Task statement: Filter the entries for the word "Added". Copy each line in which it occurs.

^^^^^^^^

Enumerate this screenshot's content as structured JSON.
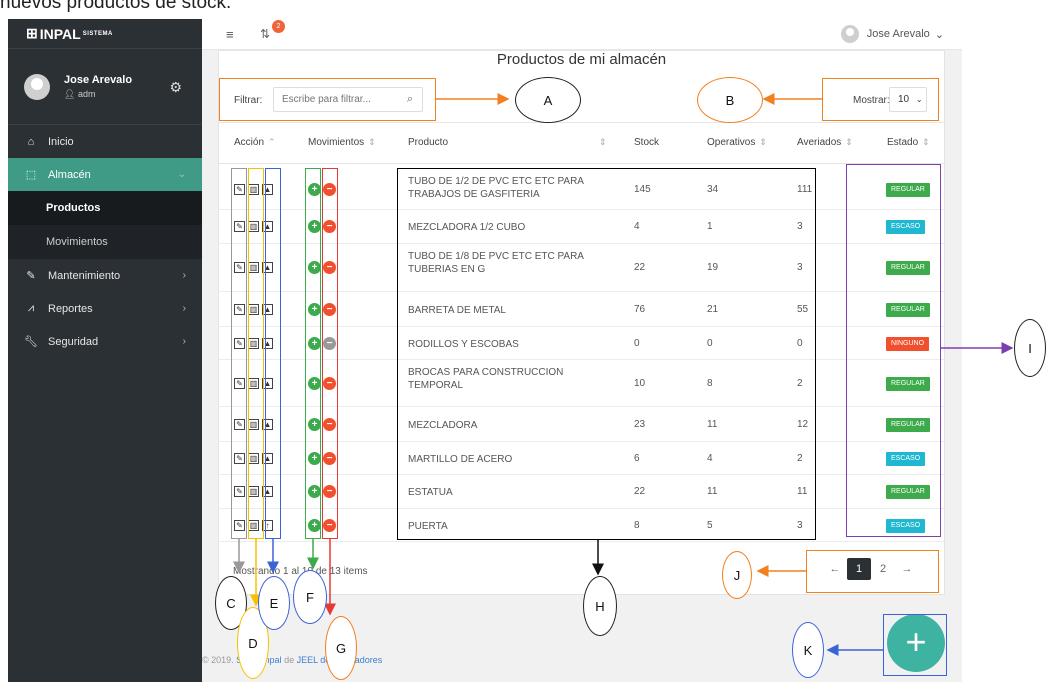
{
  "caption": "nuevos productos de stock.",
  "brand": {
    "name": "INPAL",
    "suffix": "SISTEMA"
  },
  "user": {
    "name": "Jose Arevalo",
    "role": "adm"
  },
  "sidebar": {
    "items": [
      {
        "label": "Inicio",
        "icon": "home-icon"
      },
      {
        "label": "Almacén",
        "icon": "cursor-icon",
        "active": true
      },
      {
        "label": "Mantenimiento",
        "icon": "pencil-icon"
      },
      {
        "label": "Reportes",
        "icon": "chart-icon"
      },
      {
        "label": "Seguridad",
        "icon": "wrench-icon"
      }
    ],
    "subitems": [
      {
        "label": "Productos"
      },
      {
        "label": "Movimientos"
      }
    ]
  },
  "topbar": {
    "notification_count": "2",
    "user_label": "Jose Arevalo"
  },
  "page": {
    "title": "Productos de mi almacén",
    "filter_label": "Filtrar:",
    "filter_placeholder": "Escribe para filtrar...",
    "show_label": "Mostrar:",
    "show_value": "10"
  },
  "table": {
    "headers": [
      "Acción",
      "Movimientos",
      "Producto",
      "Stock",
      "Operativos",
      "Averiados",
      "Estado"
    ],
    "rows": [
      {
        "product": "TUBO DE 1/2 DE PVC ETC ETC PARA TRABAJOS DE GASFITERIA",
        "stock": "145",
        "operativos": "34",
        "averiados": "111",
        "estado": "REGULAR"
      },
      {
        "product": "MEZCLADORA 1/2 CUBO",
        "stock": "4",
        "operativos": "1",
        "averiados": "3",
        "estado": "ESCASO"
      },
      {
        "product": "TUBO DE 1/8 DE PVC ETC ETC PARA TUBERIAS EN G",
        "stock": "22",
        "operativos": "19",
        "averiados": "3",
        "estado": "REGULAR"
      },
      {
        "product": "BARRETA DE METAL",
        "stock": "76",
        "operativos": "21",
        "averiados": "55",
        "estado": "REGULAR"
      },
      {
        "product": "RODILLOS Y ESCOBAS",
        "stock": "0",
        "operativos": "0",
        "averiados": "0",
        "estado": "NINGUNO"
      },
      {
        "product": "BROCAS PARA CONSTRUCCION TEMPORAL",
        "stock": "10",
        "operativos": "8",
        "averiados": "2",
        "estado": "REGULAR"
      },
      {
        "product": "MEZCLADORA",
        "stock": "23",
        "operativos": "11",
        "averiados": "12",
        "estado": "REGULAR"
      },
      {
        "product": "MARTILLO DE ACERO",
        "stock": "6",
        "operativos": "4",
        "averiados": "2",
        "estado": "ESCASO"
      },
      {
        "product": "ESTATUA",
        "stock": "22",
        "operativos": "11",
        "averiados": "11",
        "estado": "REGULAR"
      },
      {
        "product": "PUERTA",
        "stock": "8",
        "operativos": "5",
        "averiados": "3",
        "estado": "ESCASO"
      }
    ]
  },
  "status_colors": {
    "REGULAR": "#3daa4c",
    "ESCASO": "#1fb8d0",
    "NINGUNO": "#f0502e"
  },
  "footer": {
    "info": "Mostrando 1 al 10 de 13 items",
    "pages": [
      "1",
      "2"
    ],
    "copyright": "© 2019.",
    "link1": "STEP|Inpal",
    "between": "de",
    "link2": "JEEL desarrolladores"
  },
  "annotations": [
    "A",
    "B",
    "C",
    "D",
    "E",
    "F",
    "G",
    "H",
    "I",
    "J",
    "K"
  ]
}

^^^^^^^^

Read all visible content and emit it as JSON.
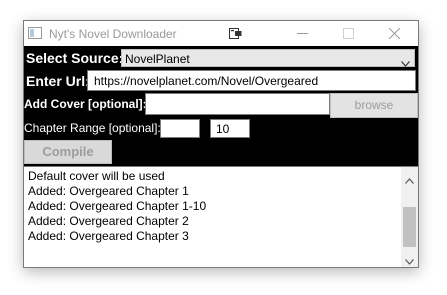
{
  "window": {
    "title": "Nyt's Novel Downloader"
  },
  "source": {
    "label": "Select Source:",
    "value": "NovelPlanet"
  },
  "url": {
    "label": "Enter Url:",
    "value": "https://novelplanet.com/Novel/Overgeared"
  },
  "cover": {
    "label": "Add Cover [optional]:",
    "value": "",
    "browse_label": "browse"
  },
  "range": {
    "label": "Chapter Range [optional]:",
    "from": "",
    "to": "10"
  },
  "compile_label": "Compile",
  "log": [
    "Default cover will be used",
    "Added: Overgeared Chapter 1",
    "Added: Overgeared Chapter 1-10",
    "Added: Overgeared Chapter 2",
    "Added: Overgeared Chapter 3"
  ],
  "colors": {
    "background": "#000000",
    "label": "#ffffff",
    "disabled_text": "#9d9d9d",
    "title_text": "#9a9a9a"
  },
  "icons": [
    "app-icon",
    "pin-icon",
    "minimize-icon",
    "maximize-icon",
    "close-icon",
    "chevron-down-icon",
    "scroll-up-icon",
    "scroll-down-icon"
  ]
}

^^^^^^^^

Response to the task:
    "Added: Overgeared Chapter 1",
    "Added: Overgeared Chapter 1-10",
    "Added: Overgeared Chapter 2",
    "Added: Overgeared Chapter 3"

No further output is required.